In light of this, the ALA Washington Office has worked to increase opportunities for students to attend library school and to improve diversity in the profession, while recognizing the major investment this represents for students in the face of challenging economic times and an unpredictable entry-level job market. One of the ways we have worked to ease this burden is to push for loan forgiveness for librarians.
Congress passed legislation providing federal student loan forgiveness for librarians. The following information explains the loan forgiveness provisions enacted by the legislation and where further details about loan forgiveness programs for librarians can be found.
Additional information concerning student eligibility in obtaining federal loans can be found in the Department of Education’s Student Aid on the Web.
Higher Education Opportunity Act of 2008
Perkins Loans Forgiveness
Federal Perkins Loan Teacher Cancellation – P.L. 110-115, the Higher Education Opportunity Act extended current law Perkins loan forgiveness (which is subject to appropriations and available for borrowers who work in specific public service jobs) to additional categories of borrowers who meet eligibility criteria and work as librarians, prekindergarten or child care workers, full-time faculty at tribal colleges or universities, and speech and language therapists. Specifically, the language includes service as a librarian with a master's degree working in:
- An elementary or secondary school eligible for assistance under title I of the Elementary and Secondary Education Act; or
- A public library serving an area containing an elementary or secondary school eligible for assistance under title I of the Elementary and Secondary Education Act.
See this link for additional information on Perkins Loan Teacher Cancellation: http://studentaid.ed.gov/PORTALSWebApp/students/english/cancelperk.jsp
Public Service Loan Forgiveness

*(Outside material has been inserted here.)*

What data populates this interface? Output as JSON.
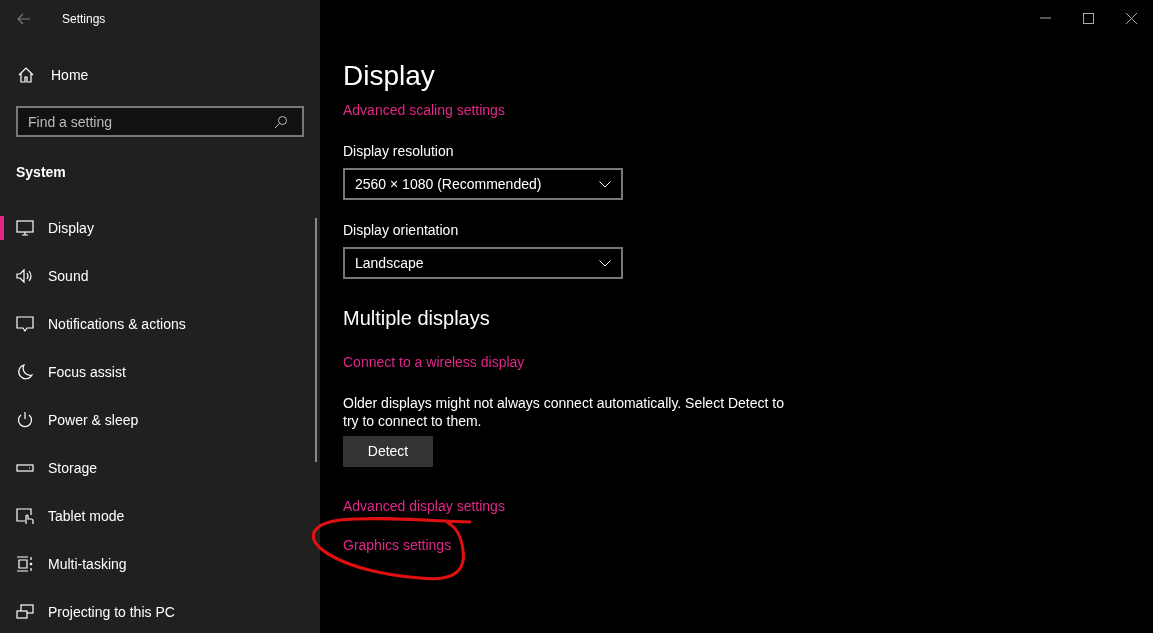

The Public Service Loan Forgiveness Program was created to encourage individuals to enter and continue to work full-time in public service jobs (including public library services and school library or other school-based services). Under this program, you may qualify for forgiveness of the remaining balance due on your eligible federal student loans after you have made 120 payments on loans under certain repayment plans while employed full time by certain public service employers. See this link for additional information on Public Service Loan Forgiveness: http://studentaid.ed.gov/PORTALSWebApp/students/english/PSF.jsp
Under the program, the Secretary of Education shall forgive the following:
- The remaining loan balance for a borrower who has been employed in a public sector job and making payments on such loans for a period of 10 years (which need not be consecutive);
- Such borrowers shall be eligible to have one tenth of the remaining loan balance forgiven for each of the 10 years in which the borrowers have made payments.
You qualify to benefit from the College Cost Reduction Act if you meet the following criteria:
You are currently employed as a librarian with an undergraduate or masters degree and you obtained a Direct Loan* during your studies;
- You have been employed as a librarian for 10 years or more and have made consistent payments on your loan.
* Direct Loans are Direct Stafford loans (Subsidized or Unsubsidized), Direct PLUS loans, and Direct Consolidation loans.
Consolidation of loans may lead to disqualification from any of the above programs. Check with your borrower before deciding upon consolidation plans.